PROBLEM STATEMENT: Among the entries, which lines carry the string "Show"? Copy every one.

Saved entries:
++++++++

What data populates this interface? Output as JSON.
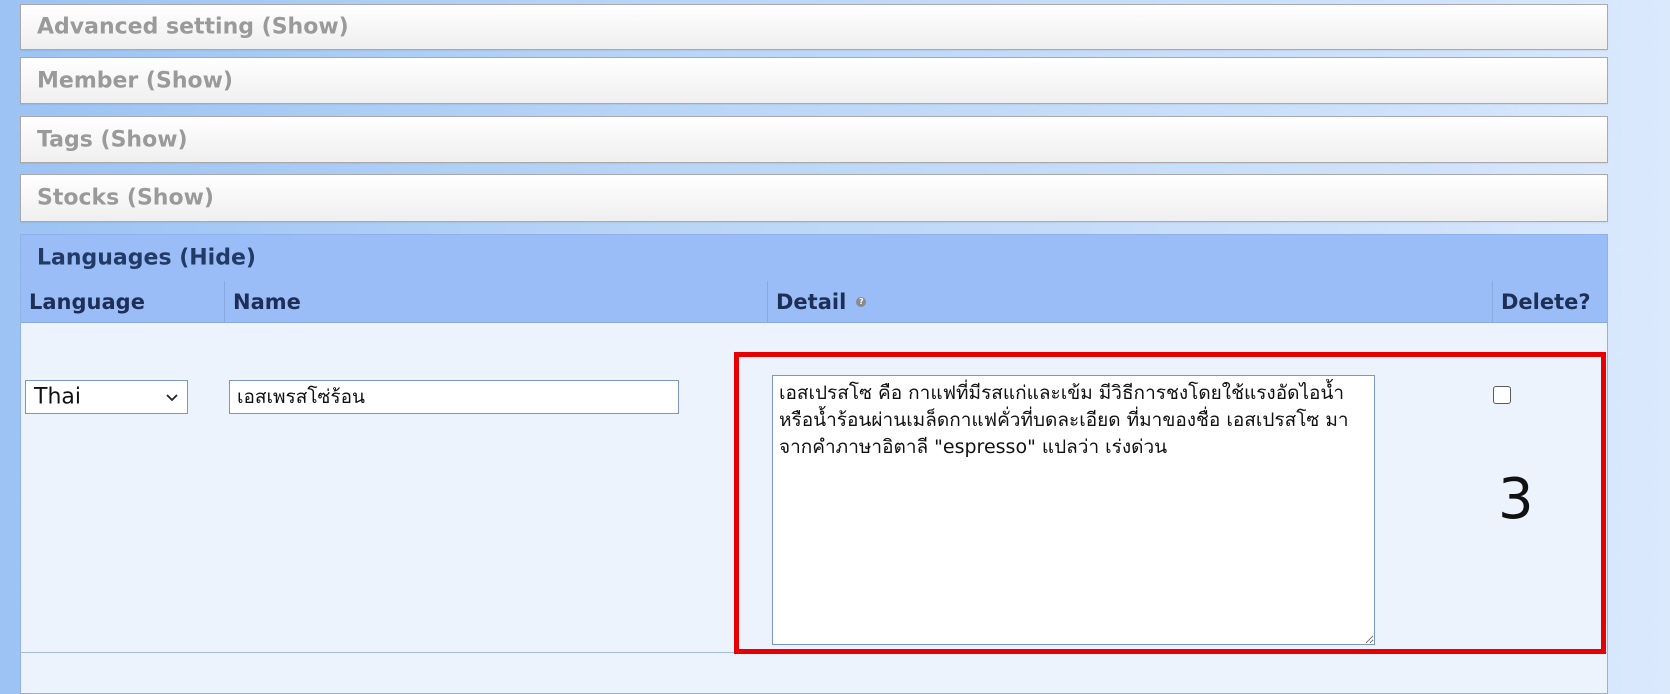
{
  "sections": {
    "advanced": "Advanced setting (Show)",
    "member": "Member (Show)",
    "tags": "Tags (Show)",
    "stocks": "Stocks (Show)"
  },
  "languages": {
    "title": "Languages (Hide)",
    "columns": {
      "language": "Language",
      "name": "Name",
      "detail": "Detail",
      "delete": "Delete?"
    },
    "row": {
      "language_value": "Thai",
      "name_value": "เอสเพรสโซ่ร้อน",
      "detail_value": "เอสเปรสโซ คือ กาแฟที่มีรสแก่และเข้ม มีวิธีการชงโดยใช้แรงอัดไอน้ำหรือน้ำร้อนผ่านเมล็ดกาแฟคั่วที่บดละเอียด ที่มาของชื่อ เอสเปรสโซ มาจากคำภาษาอิตาลี \"espresso\" แปลว่า เร่งด่วน",
      "delete_checked": false
    }
  },
  "annotation": {
    "step_number": "3",
    "color": "#e60000"
  },
  "colors": {
    "header_blue": "#9bbdf7",
    "panel_bg": "#edf3fd",
    "collapsed_title": "#9a9a9a"
  }
}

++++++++

RESPONSE TO THIS EXERCISE:
    "advanced": "Advanced setting (Show)",
    "member": "Member (Show)",
    "tags": "Tags (Show)",
    "stocks": "Stocks (Show)"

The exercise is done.